Nightclub mogul Peter Stringfellow has died at the age of 77 after privately battling cancer.
The businessman, whose clubs attracted celebrities from around the world, died in the early hours of Thursday morning after spending time in hospital.
His publicist, Matt Glass, told the Press Association: “It’s very sad news. He passed away in the early hours of this morning. It was kept very private, he didn’t want to tell. He wanted to keep it a secret.”
He kept the news and treatment secret until it was leaked in 2015, and he later told the Daily Express “I just wanted to avoid all the sympathy”.
His publicist said that Stringfellow had been “battling” a different cancer for the past year.

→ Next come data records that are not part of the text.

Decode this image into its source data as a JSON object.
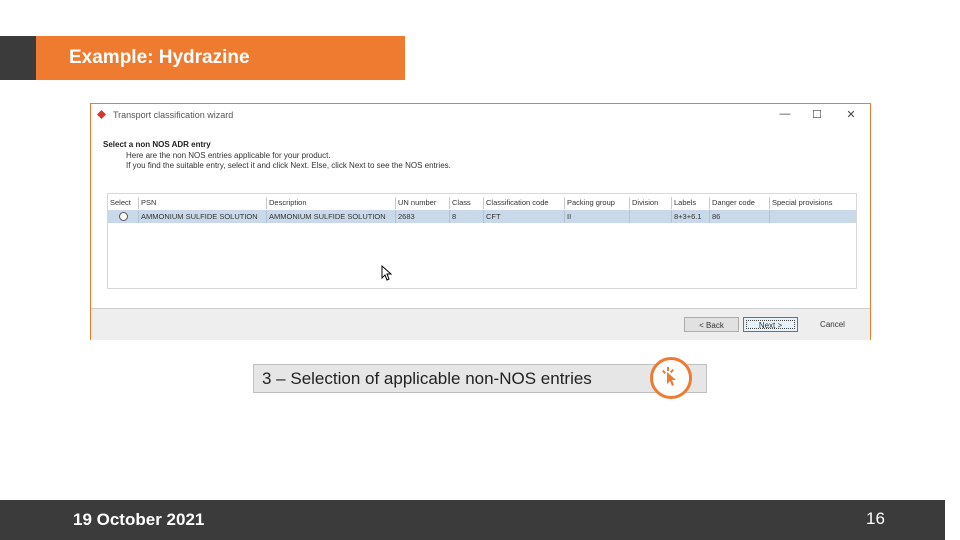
{
  "slide": {
    "title": "Example: Hydrazine",
    "caption": "3 – Selection of applicable non-NOS entries",
    "date": "19 October 2021",
    "page_number": "16"
  },
  "wizard": {
    "title": "Transport classification wizard",
    "heading": "Select a non NOS ADR entry",
    "desc_line1": "Here are the non NOS entries applicable for your product.",
    "desc_line2": "If you find the suitable entry, select it and click Next. Else, click Next to see the NOS entries.",
    "window_controls": {
      "minimize": "—",
      "maximize": "☐",
      "close": "✕"
    },
    "columns": [
      "Select",
      "PSN",
      "Description",
      "UN number",
      "Class",
      "Classification code",
      "Packing group",
      "Division",
      "Labels",
      "Danger code",
      "Special provisions"
    ],
    "rows": [
      [
        "",
        "AMMONIUM SULFIDE SOLUTION",
        "AMMONIUM SULFIDE SOLUTION",
        "2683",
        "8",
        "CFT",
        "II",
        "",
        "8+3+6.1",
        "86",
        ""
      ]
    ],
    "buttons": {
      "back": "< Back",
      "next": "Next >",
      "cancel": "Cancel"
    }
  },
  "colors": {
    "accent": "#ee7b30",
    "dark": "#3b3b3b",
    "row_selected": "#c9d9ea"
  },
  "icons": {
    "title_icon": "app-logo-icon",
    "cursor": "mouse-pointer-icon",
    "caption": "click-hand-icon"
  }
}
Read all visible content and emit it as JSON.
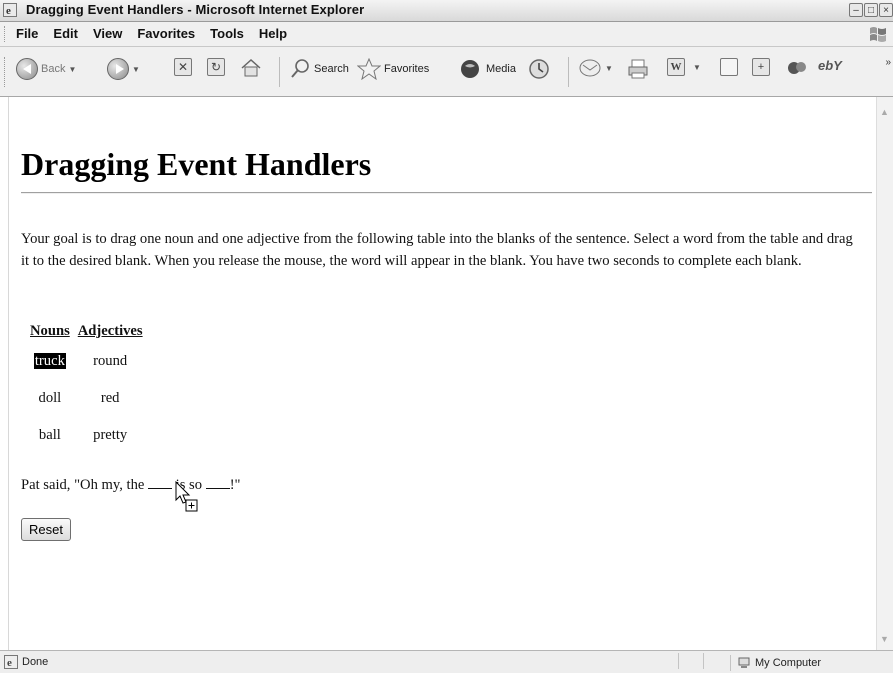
{
  "window": {
    "title": "Dragging Event Handlers - Microsoft Internet Explorer"
  },
  "menu": [
    "File",
    "Edit",
    "View",
    "Favorites",
    "Tools",
    "Help"
  ],
  "toolbar": {
    "back_label": "Back",
    "search_label": "Search",
    "favorites_label": "Favorites",
    "media_label": "Media"
  },
  "page": {
    "heading": "Dragging Event Handlers",
    "intro": "Your goal is to drag one noun and one adjective from the following table into the blanks of the sentence. Select a word from the table and drag it to the desired blank. When you release the mouse, the word will appear in the blank. You have two seconds to complete each blank.",
    "table": {
      "headers": [
        "Nouns",
        "Adjectives"
      ],
      "rows": [
        [
          "truck",
          "round"
        ],
        [
          "doll",
          "red"
        ],
        [
          "ball",
          "pretty"
        ]
      ],
      "selected_word": "truck"
    },
    "sentence": {
      "part1": "Pat said, \"Oh my, the ",
      "part2": " is so ",
      "part3": "!\""
    },
    "reset_label": "Reset"
  },
  "status": {
    "left": "Done",
    "zone": "My Computer"
  }
}
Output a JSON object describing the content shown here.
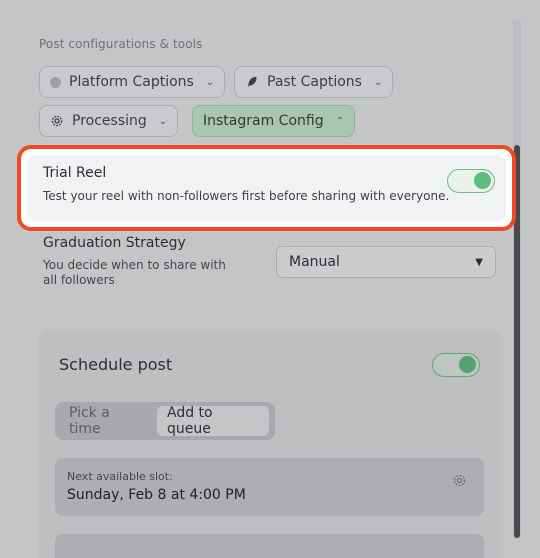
{
  "section_label": "Post configurations & tools",
  "chips": {
    "platform_captions": "Platform Captions",
    "past_captions": "Past Captions",
    "processing": "Processing",
    "instagram_config": "Instagram Config"
  },
  "trial_reel": {
    "title": "Trial Reel",
    "description": "Test your reel with non-followers first before sharing with everyone.",
    "enabled": true
  },
  "graduation": {
    "title": "Graduation Strategy",
    "description": "You decide when to share with all followers",
    "selected": "Manual"
  },
  "schedule": {
    "title": "Schedule post",
    "enabled": true,
    "options": [
      "Pick a time",
      "Add to queue"
    ],
    "selected_option": "Add to queue",
    "slot_label": "Next available slot:",
    "slot_value": "Sunday, Feb 8 at 4:00 PM"
  },
  "colors": {
    "highlight_border": "#f04a23",
    "toggle_on": "#5fbd7d",
    "active_chip": "#a9c6b2"
  }
}
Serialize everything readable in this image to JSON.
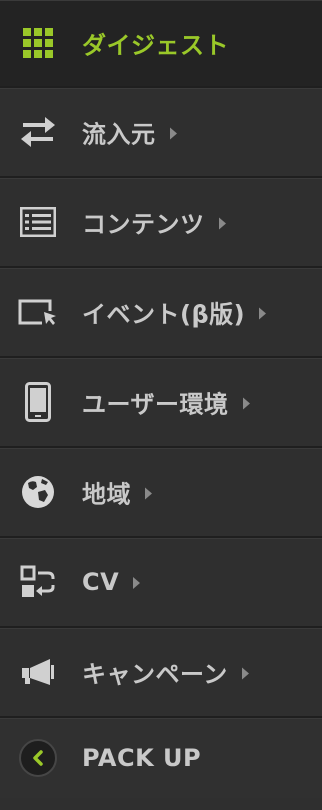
{
  "colors": {
    "accent": "#9ac829",
    "text": "#c9c9c9",
    "background": "#2f2f2f",
    "active_background": "#232323"
  },
  "nav": {
    "items": [
      {
        "label": "ダイジェスト",
        "icon": "grid-icon",
        "active": true
      },
      {
        "label": "流入元",
        "icon": "swap-arrows-icon"
      },
      {
        "label": "コンテンツ",
        "icon": "list-icon"
      },
      {
        "label": "イベント(β版)",
        "icon": "cursor-window-icon"
      },
      {
        "label": "ユーザー環境",
        "icon": "smartphone-icon"
      },
      {
        "label": "地域",
        "icon": "globe-icon"
      },
      {
        "label": "CV",
        "icon": "conversion-icon"
      },
      {
        "label": "キャンペーン",
        "icon": "megaphone-icon"
      }
    ]
  },
  "footer": {
    "pack_up_label": "PACK UP",
    "icon": "chevron-left-icon"
  }
}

His eponymous London club on Covent Garden’s Upper St Martins Lane will continue to operate “as normal”, he said.
The nightclub pioneer, whose youngest children are four and two, married three times.
Talking about having children in his 70s, he told Good Morning Britain it made him the “happiest man in the world”, adding “I’m unique, I’m different”.
His death led to tributes from the likes of Lord Sugar, Boy George and radio presenter Tony Blackburn.
Stringfellow started in the nighttime trade in the early 1960s, and recalled booking acts including The Beatles, The Kinks and Jimi Hendrix to play at his clubs.
In 1980, he opened Stringfellows in Covent Garden in London’s West End and went on to create venues in Paris, New York, Miami, and Beverly Hills.
With its topless girls and exuberant after-hours entertainment, the Stringfellow brand became a byword for debauchery and sexual kicks that had echoes of the empire created by late Playboy magnate Hugh Hefner.
The mogul said his clubs had hosted A-listers including Prince, Marvin Gaye, Rod Stewart and Sir Tom Jones.
And it was not just celebrities who experienced Stringfellow’s hospitality – Professor Stephen Hawking once joined him for dinner at one of the venues.
Born in Sheffield in 1940, Stringfellow was the eldest of four boys who were brought up by the women in his family after the men went to war.
He served a brief prison sentence in 1962 for selling stolen carpets, a sharp lesson which he said put him on the straight and narrow.
In a 2012 article for The Guardian, he attributed his entrepreneurial spirit to his “feisty” mother.
TV appearances in recent years included Come Dine With Me, when his sink collapsed.
A grandfather four times over, Stringfellow is survived by his wife, Bella and four children, Karen, Scott, Rosabella and Angelo.